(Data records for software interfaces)
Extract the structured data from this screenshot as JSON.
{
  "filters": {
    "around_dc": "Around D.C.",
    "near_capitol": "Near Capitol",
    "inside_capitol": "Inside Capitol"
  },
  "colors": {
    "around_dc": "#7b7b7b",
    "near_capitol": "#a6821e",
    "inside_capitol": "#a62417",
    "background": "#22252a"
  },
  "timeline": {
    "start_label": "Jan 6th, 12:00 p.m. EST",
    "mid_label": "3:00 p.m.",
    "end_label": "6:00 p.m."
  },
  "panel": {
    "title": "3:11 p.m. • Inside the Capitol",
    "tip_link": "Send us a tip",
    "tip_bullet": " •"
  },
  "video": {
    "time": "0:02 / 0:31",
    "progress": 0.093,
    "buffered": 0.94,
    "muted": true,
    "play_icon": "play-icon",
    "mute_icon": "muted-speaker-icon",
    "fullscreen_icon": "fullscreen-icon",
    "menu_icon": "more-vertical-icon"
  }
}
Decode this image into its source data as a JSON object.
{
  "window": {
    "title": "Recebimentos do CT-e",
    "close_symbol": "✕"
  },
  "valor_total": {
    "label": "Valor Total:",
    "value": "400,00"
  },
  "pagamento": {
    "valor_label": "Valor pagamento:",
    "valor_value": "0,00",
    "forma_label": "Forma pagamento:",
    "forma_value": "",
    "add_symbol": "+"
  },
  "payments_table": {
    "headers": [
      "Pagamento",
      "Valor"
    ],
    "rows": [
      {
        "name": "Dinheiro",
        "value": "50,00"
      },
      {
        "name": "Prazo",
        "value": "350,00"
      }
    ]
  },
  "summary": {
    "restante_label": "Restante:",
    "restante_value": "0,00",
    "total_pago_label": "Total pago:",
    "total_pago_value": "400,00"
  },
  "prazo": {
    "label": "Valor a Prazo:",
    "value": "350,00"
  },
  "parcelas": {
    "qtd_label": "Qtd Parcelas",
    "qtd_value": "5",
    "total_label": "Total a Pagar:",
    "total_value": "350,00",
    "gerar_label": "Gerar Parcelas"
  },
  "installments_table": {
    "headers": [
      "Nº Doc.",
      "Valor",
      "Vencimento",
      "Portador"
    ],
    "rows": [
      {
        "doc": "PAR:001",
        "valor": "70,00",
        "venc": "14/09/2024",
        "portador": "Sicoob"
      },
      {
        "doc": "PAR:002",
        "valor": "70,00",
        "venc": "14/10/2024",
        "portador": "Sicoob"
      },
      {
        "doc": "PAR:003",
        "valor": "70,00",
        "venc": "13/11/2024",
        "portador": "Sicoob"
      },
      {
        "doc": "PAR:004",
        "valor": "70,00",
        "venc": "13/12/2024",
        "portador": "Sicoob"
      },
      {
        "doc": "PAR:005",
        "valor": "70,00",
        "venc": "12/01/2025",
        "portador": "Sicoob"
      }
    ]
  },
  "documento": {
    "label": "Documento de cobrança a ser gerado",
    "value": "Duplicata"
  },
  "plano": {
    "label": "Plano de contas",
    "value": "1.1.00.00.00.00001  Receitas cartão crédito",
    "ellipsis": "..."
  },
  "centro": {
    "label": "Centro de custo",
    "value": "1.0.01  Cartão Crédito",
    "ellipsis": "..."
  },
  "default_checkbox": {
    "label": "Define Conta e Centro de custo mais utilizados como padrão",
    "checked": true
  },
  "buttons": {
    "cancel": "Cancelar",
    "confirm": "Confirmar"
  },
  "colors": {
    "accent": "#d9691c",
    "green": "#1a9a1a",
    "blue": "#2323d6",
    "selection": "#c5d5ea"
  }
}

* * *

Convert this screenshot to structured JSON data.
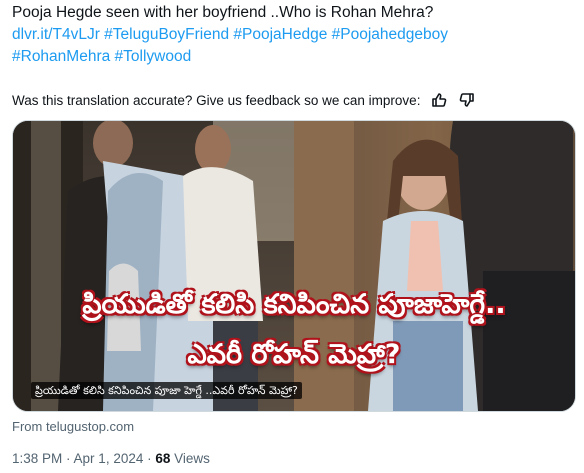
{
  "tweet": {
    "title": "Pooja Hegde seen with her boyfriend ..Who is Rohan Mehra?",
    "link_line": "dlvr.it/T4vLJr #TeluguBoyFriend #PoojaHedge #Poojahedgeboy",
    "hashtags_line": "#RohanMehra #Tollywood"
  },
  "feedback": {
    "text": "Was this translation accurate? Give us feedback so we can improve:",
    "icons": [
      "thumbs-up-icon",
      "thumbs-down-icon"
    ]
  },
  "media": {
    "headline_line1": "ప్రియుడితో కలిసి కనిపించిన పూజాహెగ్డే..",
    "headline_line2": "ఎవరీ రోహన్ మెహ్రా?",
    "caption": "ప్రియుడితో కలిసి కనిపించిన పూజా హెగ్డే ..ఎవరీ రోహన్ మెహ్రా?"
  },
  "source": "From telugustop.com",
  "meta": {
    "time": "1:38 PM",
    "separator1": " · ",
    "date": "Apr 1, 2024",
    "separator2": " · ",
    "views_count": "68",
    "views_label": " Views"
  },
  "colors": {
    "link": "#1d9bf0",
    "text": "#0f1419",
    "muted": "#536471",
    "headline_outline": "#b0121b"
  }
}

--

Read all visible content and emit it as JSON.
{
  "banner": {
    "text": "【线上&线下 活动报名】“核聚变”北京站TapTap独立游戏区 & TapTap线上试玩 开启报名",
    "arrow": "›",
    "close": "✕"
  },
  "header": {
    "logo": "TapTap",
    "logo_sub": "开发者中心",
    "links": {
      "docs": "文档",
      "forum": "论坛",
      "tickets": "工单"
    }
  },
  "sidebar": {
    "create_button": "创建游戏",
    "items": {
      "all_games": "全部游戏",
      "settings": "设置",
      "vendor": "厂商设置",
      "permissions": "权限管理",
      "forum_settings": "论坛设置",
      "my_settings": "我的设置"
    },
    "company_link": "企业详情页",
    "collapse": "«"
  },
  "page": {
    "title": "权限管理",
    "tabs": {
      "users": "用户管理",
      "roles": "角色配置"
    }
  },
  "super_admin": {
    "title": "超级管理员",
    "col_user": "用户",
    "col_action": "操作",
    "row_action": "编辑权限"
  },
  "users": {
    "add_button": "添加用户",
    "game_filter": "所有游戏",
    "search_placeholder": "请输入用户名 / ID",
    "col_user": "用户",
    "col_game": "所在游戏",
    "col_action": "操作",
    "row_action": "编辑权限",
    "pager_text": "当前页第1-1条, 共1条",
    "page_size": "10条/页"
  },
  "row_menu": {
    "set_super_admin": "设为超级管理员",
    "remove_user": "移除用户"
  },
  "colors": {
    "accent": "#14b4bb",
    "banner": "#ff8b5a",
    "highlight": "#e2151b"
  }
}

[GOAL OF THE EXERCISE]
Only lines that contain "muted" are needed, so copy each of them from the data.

[ANSWER SPACE]
    "muted": true,
    "mute_icon": "muted-speaker-icon",
    "muted": "#536471",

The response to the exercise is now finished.